Task prompt
From the listing below, pull each line that includes "Louis".

Supplied material

# # #

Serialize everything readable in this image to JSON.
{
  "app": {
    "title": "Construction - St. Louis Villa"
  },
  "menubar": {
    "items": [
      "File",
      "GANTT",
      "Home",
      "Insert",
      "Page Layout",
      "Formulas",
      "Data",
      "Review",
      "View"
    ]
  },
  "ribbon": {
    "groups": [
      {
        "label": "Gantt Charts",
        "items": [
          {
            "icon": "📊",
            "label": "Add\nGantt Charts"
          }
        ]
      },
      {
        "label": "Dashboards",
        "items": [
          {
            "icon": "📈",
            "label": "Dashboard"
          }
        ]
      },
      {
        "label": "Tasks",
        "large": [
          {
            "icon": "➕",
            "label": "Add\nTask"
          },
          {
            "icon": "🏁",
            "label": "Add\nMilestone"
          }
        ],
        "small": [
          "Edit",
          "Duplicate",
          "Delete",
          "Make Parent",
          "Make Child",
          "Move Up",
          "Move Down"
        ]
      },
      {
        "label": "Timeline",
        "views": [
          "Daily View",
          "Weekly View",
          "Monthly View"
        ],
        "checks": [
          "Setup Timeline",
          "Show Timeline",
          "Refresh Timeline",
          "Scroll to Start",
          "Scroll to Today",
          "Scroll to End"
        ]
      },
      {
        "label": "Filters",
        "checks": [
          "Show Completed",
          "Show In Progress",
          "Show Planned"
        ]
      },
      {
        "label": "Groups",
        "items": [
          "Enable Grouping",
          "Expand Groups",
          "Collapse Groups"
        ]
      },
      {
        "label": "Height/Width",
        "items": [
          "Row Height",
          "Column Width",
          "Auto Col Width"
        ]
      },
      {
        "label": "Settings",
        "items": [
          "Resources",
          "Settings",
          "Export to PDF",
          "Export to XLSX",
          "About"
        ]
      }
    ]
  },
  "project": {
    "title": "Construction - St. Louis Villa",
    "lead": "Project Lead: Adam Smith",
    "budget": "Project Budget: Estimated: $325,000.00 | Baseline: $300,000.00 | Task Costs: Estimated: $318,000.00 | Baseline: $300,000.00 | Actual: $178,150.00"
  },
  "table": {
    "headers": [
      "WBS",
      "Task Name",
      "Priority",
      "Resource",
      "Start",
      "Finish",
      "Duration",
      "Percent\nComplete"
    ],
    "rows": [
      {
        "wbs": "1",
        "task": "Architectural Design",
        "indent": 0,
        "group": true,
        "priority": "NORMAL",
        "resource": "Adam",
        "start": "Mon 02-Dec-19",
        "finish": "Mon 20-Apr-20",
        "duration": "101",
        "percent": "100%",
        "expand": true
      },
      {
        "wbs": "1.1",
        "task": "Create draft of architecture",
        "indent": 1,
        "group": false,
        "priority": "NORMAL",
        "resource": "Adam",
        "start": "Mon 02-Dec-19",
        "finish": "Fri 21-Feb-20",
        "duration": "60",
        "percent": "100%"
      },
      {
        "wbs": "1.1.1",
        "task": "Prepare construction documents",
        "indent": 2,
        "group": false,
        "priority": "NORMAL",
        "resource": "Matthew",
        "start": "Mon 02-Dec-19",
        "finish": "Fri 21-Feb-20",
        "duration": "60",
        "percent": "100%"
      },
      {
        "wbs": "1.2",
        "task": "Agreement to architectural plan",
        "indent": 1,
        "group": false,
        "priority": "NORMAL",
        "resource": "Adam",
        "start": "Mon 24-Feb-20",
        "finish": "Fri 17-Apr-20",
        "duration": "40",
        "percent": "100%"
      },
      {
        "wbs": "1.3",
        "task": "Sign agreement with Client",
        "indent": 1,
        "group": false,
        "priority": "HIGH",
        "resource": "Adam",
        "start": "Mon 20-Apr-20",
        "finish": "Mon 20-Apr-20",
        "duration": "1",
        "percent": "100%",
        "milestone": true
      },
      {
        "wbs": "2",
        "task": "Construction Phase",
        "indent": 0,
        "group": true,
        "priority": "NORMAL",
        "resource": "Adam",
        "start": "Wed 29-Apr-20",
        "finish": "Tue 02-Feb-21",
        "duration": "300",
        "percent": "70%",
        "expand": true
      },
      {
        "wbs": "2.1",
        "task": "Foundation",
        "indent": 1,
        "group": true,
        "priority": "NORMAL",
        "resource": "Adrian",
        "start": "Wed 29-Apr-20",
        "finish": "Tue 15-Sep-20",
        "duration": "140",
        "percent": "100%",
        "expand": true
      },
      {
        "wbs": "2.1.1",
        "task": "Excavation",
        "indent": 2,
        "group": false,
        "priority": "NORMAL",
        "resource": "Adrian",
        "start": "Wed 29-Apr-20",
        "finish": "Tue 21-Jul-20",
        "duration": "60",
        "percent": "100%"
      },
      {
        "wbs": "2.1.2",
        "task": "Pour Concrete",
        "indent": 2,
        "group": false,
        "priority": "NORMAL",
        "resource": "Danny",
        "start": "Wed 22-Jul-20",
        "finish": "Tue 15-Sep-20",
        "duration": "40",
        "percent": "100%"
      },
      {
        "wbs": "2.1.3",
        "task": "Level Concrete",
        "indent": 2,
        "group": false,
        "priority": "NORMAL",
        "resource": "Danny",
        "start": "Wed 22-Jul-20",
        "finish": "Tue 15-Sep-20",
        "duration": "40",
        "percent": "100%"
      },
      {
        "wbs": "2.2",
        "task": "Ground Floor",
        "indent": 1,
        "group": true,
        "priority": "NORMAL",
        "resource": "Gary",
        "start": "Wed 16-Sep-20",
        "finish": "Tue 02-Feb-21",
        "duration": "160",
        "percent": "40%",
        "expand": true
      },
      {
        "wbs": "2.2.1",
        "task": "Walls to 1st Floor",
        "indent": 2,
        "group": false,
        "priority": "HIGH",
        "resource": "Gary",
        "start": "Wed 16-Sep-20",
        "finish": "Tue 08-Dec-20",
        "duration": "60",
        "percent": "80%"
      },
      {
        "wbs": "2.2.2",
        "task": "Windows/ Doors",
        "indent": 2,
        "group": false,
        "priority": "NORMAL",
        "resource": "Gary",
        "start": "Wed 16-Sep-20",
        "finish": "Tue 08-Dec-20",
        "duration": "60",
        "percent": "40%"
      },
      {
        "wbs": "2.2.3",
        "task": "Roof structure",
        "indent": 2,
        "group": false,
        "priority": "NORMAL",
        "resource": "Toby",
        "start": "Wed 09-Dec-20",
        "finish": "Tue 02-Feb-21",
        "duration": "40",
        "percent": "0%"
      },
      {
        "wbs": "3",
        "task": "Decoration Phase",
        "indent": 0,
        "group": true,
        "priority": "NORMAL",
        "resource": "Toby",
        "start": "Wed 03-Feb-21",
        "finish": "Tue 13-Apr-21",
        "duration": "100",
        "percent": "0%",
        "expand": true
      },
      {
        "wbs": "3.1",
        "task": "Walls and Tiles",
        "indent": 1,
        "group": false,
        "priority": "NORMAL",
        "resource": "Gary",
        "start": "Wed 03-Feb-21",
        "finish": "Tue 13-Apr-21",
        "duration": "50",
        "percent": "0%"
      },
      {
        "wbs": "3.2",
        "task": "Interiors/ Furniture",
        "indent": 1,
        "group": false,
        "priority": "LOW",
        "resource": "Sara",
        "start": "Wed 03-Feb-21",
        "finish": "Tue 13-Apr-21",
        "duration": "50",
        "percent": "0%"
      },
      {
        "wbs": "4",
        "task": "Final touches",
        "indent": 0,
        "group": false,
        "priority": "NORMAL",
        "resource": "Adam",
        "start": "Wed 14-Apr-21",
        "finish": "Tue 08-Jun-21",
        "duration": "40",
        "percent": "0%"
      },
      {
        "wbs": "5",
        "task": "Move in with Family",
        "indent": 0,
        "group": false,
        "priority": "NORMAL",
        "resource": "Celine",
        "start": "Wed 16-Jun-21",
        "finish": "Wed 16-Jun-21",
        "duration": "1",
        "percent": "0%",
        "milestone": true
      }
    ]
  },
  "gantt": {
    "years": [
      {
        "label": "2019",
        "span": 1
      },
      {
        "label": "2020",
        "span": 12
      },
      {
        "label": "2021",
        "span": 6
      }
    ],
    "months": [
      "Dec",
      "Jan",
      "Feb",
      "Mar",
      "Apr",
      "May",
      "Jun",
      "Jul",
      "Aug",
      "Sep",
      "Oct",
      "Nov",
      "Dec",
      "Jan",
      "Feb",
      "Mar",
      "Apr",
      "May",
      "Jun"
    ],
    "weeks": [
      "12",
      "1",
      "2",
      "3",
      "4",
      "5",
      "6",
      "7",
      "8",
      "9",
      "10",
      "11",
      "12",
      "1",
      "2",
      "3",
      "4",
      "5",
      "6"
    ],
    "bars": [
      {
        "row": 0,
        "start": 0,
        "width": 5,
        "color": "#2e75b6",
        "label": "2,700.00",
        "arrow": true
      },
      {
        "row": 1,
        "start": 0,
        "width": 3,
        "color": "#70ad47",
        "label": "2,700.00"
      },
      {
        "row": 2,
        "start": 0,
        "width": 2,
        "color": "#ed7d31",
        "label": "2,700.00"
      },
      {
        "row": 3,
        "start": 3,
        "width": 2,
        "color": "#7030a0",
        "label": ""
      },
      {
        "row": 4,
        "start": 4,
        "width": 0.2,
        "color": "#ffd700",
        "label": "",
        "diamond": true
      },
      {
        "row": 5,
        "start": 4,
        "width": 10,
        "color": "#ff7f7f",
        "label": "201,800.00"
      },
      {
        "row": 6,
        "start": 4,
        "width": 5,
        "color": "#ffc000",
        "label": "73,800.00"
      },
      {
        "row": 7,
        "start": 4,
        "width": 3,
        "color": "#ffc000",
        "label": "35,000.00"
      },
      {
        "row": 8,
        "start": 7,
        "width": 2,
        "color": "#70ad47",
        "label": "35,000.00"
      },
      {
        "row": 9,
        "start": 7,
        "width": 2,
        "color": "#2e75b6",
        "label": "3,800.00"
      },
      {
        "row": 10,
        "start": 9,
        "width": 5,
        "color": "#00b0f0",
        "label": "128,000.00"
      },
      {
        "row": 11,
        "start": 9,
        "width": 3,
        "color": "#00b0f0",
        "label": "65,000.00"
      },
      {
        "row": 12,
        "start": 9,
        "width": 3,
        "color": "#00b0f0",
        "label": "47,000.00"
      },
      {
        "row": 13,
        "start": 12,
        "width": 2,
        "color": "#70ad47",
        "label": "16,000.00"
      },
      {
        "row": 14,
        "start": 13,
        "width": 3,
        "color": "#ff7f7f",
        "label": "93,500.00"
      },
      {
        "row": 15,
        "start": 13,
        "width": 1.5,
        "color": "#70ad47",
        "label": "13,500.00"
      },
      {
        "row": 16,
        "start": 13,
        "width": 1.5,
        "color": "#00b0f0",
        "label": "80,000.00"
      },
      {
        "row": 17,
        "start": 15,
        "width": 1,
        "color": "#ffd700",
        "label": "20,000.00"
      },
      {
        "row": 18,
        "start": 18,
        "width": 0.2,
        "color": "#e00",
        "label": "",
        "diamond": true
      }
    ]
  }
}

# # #

Written solution
    "title": "Construction - St. Louis Villa"
    "title": "Construction - St. Louis Villa",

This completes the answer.